For those of us who have grown up in the ‘West’, we tend to think of religion as a customizable category. Some of us are born into a particular sect, others with no particular orientation, and as we travel through life, we’re presented with a panoply of options from which to choose. Many of us … Continue reading Like a Skin
On the 7th of September 2017, Syrian national Mouaz Al-Nass, a singer and drummer, recorded and then uploaded a video of himself reciting the adhan, the Islamic call to prayer, in the Alhambra palace in Grenada, Spain. In the video, Al-Nass concludes his declaration by saying that he believed the walls had missed the call … Continue reading The Restitution of the Dead
Anthropologists love to compare themselves to tourists. Nothing more confirms the merit of anthropology and its commitment to ‘in-depth’ fieldwork than the cultural missteps of globetrotters – especially wealthy Western ones – as they bumble through quagmires of etiquette and faux pas in the act of rubbing up against foreign cultures across the world.
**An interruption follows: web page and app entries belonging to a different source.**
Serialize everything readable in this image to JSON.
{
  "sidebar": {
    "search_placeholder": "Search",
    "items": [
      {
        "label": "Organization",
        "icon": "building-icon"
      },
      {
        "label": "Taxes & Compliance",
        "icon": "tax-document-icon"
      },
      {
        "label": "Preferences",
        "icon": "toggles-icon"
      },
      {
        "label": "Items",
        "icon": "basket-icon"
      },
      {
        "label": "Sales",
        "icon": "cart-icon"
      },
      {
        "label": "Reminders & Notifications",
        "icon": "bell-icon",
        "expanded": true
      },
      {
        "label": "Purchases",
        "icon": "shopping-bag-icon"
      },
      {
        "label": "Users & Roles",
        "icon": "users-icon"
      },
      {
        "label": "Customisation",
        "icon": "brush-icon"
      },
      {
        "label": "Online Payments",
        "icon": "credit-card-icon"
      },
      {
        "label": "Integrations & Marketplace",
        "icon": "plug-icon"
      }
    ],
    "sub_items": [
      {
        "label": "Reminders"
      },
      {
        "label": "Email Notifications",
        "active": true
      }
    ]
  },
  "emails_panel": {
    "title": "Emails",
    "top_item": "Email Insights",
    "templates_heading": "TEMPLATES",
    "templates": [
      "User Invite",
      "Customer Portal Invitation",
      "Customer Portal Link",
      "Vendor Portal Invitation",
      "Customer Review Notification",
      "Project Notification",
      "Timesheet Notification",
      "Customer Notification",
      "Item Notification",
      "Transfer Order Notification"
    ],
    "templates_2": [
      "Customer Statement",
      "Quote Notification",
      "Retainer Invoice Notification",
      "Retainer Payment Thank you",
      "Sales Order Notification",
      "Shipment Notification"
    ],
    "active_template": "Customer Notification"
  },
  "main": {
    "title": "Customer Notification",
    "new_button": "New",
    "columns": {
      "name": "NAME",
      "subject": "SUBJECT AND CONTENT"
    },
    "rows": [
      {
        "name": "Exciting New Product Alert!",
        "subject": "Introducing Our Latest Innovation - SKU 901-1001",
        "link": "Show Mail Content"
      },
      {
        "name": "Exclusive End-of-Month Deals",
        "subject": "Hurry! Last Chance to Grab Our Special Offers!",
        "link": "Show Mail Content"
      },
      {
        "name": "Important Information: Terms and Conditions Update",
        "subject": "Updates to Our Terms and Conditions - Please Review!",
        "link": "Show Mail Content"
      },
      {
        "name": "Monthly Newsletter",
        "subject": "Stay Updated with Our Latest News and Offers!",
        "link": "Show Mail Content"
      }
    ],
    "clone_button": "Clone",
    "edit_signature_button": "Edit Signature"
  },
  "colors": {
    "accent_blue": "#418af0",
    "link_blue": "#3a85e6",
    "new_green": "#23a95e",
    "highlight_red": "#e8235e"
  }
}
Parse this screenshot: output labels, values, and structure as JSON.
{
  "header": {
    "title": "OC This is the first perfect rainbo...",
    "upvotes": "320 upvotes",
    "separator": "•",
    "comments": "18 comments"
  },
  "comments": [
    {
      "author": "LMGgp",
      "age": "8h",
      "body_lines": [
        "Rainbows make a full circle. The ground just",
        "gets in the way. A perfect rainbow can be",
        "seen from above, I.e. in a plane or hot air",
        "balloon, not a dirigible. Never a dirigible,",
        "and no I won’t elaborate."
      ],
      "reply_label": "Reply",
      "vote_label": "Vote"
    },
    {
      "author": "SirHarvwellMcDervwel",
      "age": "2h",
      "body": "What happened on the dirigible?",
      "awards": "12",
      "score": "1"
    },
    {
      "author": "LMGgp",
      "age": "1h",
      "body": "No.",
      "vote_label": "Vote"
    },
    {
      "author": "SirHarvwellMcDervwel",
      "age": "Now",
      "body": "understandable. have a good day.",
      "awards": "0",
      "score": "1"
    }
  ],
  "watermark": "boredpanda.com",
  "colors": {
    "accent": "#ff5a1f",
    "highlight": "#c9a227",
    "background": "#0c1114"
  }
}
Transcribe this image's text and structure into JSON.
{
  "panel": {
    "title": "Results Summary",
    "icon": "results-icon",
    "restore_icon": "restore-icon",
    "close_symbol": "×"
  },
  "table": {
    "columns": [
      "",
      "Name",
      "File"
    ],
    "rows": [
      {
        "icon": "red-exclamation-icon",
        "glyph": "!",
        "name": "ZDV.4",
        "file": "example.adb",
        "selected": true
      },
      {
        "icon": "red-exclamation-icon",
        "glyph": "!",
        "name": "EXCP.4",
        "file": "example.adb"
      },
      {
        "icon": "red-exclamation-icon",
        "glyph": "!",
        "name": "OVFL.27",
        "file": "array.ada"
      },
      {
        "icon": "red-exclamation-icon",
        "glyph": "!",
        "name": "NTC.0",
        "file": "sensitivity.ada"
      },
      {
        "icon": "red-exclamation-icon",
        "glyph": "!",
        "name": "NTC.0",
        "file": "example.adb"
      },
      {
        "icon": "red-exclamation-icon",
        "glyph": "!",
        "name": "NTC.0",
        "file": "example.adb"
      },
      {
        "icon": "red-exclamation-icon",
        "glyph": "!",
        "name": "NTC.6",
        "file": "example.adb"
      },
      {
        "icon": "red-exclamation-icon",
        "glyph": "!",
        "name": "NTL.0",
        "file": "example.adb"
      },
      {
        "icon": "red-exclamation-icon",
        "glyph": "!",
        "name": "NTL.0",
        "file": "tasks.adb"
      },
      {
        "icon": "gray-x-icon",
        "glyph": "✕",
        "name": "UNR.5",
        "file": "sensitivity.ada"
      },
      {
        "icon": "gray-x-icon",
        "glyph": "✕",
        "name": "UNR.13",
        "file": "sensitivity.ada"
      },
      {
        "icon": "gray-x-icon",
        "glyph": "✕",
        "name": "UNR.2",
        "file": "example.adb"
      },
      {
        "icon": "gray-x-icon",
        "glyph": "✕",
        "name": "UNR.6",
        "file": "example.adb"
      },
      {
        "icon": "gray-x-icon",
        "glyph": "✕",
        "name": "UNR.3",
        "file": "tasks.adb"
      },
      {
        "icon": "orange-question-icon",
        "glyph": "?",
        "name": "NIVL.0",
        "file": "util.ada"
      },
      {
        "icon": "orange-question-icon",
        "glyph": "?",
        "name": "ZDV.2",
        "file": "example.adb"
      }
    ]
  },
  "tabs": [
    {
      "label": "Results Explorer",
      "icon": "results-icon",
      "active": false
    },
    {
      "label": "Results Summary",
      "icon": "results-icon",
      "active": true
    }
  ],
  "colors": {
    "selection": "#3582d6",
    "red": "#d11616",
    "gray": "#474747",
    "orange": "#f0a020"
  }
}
Anthropologists … Continue reading Ethnographers vs ‘Tourists’
Most of us will have seen over the past few days images of refugees, green card holders, and travellers, arriving in US airports only to be told that they have been denied entry on the basis of President Trump’s executive order banning entry to citizens of Iraq, Syria, Sudan, Libya, Yemen, Somalia and Iran. The … Continue reading Trump Misunderstands Iran
Growing up in middle class Australia, concepts of tolerance, respect, and the abstract celebration of diversity were part and parcel of my family’s commitment to multiculturalism as a social principle. People were different – and that was A Good Thing. After all, if we were all the same it would be well, pretty boring. In … Continue reading Experiencing Multiculturalism: When is Diversity, Diverse?